ERIC Number: ED243591
Record Type: RIE
Publication Date: 1983-Jul
Reference Count: 0
Maternal and Infant Behavior in Japan and America: A Partial Replication.
Otaki, Midori; And Others

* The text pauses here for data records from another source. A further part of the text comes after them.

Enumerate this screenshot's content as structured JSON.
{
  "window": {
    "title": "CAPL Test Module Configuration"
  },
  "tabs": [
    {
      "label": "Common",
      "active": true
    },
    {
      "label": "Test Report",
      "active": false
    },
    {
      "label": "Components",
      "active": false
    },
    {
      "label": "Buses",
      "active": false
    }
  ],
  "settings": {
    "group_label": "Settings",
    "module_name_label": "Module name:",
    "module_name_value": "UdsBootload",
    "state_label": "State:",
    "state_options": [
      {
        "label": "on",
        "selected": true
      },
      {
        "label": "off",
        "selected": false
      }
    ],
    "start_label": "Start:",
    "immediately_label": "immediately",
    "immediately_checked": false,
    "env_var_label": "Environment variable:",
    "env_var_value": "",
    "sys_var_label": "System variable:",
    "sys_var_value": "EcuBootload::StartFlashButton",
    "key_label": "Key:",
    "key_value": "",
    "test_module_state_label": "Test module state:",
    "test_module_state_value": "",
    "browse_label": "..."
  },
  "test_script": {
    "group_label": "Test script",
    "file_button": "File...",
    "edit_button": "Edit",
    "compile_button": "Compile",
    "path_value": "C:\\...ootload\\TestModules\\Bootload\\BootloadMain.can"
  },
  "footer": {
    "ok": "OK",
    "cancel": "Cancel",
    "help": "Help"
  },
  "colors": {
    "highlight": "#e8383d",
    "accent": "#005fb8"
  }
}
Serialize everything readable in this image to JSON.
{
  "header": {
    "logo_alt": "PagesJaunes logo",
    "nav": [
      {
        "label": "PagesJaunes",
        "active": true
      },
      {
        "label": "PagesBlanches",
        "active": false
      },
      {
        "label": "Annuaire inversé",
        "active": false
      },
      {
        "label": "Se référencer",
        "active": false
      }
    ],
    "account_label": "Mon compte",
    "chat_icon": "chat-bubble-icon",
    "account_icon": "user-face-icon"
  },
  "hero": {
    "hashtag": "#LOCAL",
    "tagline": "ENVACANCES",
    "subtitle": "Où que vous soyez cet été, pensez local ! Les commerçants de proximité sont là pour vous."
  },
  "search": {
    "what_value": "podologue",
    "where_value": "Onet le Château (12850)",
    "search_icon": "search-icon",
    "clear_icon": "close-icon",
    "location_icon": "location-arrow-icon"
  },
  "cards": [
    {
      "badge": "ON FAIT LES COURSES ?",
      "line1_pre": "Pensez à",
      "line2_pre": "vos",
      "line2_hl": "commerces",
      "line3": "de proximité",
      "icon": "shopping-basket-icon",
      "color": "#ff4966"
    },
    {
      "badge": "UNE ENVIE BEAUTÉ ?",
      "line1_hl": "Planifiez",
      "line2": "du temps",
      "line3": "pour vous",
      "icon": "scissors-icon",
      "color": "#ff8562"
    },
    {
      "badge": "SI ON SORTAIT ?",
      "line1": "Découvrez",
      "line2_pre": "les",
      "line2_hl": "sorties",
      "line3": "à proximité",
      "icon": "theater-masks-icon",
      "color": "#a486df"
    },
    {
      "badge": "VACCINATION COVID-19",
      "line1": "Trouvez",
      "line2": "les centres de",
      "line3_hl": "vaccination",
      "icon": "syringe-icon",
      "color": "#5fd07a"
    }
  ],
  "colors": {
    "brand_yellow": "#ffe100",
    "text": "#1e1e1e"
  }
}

Maternal and infant behaviors of 30 American and 52 Japanese mother/infant dyads from middle-class homes were compared. The major differences in caretaker behavior were (1) the Japanese mothers spent more time with or in the presence of their babies than did the American mothers, and (2) the American mothers were more active in positioning the bodies of their infants. Infant behaviors between the two cultures were strikingly similiar. Significant differences were found in sucking behavior, with the American babies displaying more sucking behavior than the Japanese babies. Male babies of both cultures were awake more and received more rocking than did females. Several culture by sex interactions were found. Japanese males displayed significantly higher unhappy and total vocal behavior than Japanese females, but the American males displayed significantly lower total vocal behavior than the American females. Comparisons were made with findings from a study conducted in 1969. The findings highlight the importance of cultural context in investigating early behaviors. (Author/RH)
Publication Type: Reports - Research
Education Level: N/A
Authoring Institution: N/A
Identifiers: Dyadic Interaction Analysis; First Born; Japan; Sucking Behavior; Tactile Communication; United States
Note: Paper presented at the Biennial Meeting of the International Society for the Study of Behavioral Development (7th, Munich, West Germany, July 31-August 4, 1983).